**Task statement**
Where the data below shows a picture, leave that picture out and copy the rest exactly.

[Saved entries]

..............................

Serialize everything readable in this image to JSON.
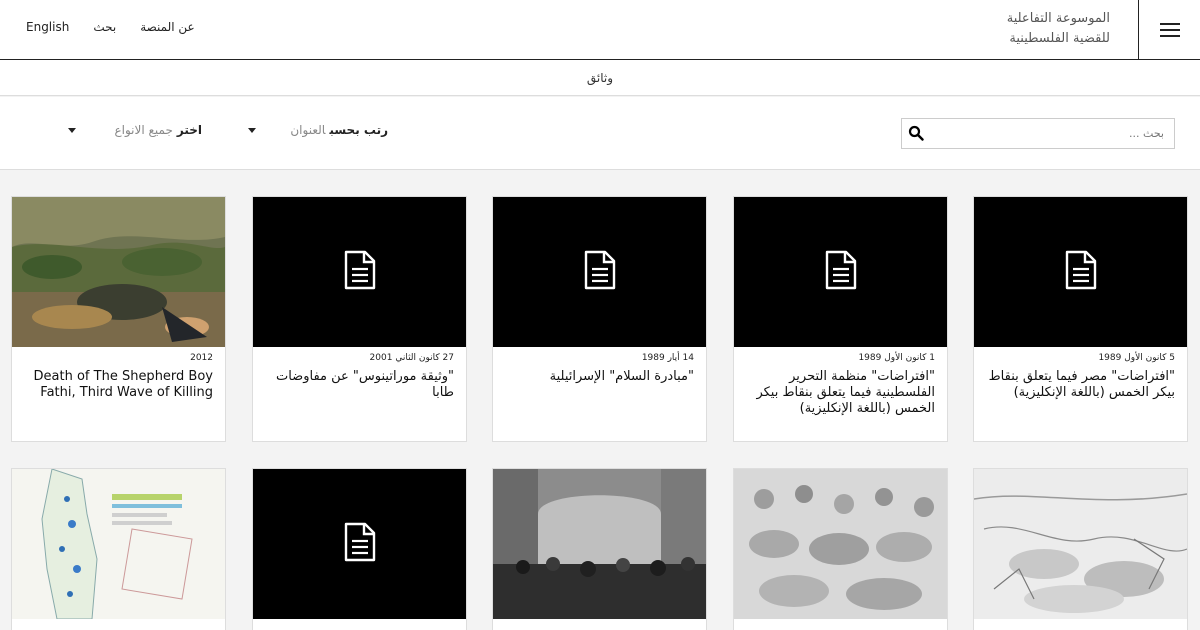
{
  "header": {
    "title_line1": "الموسوعة التفاعلية",
    "title_line2": "للقضية الفلسطينية",
    "links": [
      "English",
      "بحث",
      "عن المنصة"
    ]
  },
  "subheader": {
    "label": "وثائق"
  },
  "filters": {
    "search_placeholder": "بحث ...",
    "sort_strong": "رتب بحسب",
    "sort_value": "العنوان",
    "type_strong": "اختر",
    "type_value": "جميع الانواع"
  },
  "cards": [
    {
      "date": "5 كانون الأول 1989",
      "title": "\"افتراضات\" مصر فيما يتعلق بنقاط بيكر الخمس (باللغة الإنكليزية)",
      "thumb": "document"
    },
    {
      "date": "1 كانون الأول 1989",
      "title": "\"افتراضات\" منظمة التحرير الفلسطينية فيما يتعلق بنقاط بيكر الخمس (باللغة الإنكليزية)",
      "thumb": "document"
    },
    {
      "date": "14 أيار 1989",
      "title": "\"مبادرة السلام\" الإسرائيلية",
      "thumb": "document"
    },
    {
      "date": "27 كانون الثاني 2001",
      "title": "\"وثيقة موراتينوس\" عن مفاوضات طابا",
      "thumb": "document"
    },
    {
      "date": "2012",
      "title": "Death of The Shepherd Boy Fathi, Third Wave of Killing",
      "thumb": "painting"
    }
  ],
  "row2": [
    {
      "thumb": "sketch"
    },
    {
      "thumb": "sketch-crowd"
    },
    {
      "thumb": "photo"
    },
    {
      "thumb": "document"
    },
    {
      "thumb": "map"
    }
  ]
}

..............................

**Task result**
Serialize everything readable in this image to JSON.
{
  "header": {
    "title_line1": "الموسوعة التفاعلية",
    "title_line2": "للقضية الفلسطينية",
    "links": [
      "English",
      "بحث",
      "عن المنصة"
    ]
  },
  "subheader": {
    "label": "وثائق"
  },
  "filters": {
    "search_placeholder": "بحث ...",
    "sort_strong": "رتب بحسب",
    "sort_value": "العنوان",
    "type_strong": "اختر",
    "type_value": "جميع الانواع"
  },
  "cards": [
    {
      "date": "5 كانون الأول 1989",
      "title": "\"افتراضات\" مصر فيما يتعلق بنقاط بيكر الخمس (باللغة الإنكليزية)",
      "thumb": "document"
    },
    {
      "date": "1 كانون الأول 1989",
      "title": "\"افتراضات\" منظمة التحرير الفلسطينية فيما يتعلق بنقاط بيكر الخمس (باللغة الإنكليزية)",
      "thumb": "document"
    },
    {
      "date": "14 أيار 1989",
      "title": "\"مبادرة السلام\" الإسرائيلية",
      "thumb": "document"
    },
    {
      "date": "27 كانون الثاني 2001",
      "title": "\"وثيقة موراتينوس\" عن مفاوضات طابا",
      "thumb": "document"
    },
    {
      "date": "2012",
      "title": "Death of The Shepherd Boy Fathi, Third Wave of Killing",
      "thumb": "painting"
    }
  ],
  "row2": [
    {
      "thumb": "sketch"
    },
    {
      "thumb": "sketch-crowd"
    },
    {
      "thumb": "photo"
    },
    {
      "thumb": "document"
    },
    {
      "thumb": "map"
    }
  ]
}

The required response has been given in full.